··· Information supplied ···

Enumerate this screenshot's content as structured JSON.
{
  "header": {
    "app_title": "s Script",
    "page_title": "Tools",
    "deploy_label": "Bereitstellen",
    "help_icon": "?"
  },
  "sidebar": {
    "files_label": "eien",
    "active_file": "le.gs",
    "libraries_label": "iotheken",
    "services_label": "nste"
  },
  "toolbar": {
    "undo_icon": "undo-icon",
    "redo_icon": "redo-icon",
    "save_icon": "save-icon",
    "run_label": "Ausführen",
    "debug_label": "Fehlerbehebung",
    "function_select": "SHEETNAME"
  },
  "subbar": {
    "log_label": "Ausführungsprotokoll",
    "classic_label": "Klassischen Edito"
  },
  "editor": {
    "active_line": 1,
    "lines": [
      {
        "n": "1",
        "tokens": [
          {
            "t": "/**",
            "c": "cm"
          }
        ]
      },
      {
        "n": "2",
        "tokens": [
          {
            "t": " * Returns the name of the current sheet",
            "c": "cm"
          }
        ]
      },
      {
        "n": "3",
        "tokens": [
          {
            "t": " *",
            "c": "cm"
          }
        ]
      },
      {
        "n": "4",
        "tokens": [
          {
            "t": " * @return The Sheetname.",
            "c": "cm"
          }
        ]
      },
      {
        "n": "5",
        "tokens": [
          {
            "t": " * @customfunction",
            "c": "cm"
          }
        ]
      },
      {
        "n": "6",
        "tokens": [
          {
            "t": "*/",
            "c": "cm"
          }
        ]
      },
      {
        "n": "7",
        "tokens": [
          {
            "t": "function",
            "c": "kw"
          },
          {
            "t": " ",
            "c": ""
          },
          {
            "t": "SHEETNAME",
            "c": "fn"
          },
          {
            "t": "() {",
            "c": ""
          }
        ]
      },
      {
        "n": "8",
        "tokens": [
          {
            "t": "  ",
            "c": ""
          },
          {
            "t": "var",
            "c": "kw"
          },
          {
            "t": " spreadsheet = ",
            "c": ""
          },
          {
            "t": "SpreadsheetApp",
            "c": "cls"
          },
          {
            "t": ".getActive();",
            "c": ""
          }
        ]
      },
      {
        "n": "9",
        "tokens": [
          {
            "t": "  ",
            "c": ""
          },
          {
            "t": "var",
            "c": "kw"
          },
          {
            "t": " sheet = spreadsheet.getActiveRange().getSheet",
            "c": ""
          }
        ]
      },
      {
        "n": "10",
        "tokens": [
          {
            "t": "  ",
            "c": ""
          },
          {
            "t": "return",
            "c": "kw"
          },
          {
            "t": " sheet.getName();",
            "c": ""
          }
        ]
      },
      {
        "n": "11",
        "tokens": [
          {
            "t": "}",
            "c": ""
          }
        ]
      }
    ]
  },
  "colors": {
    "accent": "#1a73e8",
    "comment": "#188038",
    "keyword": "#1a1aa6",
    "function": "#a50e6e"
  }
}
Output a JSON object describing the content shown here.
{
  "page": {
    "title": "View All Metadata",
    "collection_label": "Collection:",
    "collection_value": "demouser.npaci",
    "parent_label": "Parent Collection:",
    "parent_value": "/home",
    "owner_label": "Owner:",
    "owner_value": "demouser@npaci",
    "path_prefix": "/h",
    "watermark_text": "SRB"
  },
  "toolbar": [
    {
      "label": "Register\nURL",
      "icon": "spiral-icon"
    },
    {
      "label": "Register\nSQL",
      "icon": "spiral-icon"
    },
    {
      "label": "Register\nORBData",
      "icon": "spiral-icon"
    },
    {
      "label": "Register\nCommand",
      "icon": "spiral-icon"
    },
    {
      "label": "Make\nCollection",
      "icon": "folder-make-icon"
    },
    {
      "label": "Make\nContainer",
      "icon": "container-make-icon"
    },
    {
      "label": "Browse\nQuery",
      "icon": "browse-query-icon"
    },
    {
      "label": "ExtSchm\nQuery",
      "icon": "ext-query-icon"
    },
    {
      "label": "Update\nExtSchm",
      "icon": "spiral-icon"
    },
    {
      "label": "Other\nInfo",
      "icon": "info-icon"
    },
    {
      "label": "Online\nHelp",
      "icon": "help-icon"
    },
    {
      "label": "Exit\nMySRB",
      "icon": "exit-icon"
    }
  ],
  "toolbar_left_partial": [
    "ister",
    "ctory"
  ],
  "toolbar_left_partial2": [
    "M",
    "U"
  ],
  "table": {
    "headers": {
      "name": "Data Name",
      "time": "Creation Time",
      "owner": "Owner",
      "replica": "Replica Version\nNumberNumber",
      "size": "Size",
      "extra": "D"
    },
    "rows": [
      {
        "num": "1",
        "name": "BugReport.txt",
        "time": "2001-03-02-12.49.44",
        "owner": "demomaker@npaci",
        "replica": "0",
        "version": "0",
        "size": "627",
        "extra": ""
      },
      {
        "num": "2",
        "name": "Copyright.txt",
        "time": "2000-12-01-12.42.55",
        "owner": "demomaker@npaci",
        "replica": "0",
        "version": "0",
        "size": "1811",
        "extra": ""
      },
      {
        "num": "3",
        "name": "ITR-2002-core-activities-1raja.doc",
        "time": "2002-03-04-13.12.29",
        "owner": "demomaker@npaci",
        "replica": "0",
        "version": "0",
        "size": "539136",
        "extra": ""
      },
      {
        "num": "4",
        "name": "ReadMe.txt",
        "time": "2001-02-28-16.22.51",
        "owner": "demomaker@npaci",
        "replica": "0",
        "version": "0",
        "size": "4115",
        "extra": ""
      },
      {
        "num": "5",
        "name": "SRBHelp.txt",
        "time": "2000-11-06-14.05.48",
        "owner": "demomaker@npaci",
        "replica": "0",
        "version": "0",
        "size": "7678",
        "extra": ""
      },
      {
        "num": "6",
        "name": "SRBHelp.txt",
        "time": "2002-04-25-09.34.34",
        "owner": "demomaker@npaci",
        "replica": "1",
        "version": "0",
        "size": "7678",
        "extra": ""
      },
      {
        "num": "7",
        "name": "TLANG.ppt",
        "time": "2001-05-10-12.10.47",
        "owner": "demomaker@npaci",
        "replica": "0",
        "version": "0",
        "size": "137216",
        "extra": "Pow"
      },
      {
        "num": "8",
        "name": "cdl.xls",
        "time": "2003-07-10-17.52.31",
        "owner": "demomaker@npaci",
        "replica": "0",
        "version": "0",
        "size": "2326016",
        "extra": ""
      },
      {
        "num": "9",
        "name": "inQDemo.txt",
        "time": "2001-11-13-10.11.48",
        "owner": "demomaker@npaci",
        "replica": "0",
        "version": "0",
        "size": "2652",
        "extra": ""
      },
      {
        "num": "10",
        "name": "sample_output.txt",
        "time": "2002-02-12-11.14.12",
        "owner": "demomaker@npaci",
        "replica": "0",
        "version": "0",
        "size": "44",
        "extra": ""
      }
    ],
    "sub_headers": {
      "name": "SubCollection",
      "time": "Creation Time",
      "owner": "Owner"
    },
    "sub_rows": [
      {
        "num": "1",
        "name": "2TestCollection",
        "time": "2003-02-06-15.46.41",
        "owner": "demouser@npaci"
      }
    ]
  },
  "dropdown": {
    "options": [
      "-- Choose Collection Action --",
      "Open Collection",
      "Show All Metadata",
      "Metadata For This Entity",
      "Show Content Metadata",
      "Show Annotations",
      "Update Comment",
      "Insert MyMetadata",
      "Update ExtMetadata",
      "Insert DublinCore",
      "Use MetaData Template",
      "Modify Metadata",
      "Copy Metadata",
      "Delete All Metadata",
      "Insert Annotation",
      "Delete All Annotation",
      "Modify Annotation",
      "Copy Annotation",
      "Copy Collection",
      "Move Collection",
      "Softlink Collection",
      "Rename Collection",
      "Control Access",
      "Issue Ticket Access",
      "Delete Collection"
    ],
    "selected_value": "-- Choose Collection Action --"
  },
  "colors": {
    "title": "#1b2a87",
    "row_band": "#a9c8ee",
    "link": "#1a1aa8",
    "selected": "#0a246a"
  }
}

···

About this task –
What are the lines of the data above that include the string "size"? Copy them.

Answer to this exercise –
      "size": "Size",
        "size": "627",
        "size": "1811",
        "size": "539136",
        "size": "4115",
        "size": "7678",
        "size": "7678",
        "size": "137216",
        "size": "2326016",
        "size": "2652",
        "size": "44",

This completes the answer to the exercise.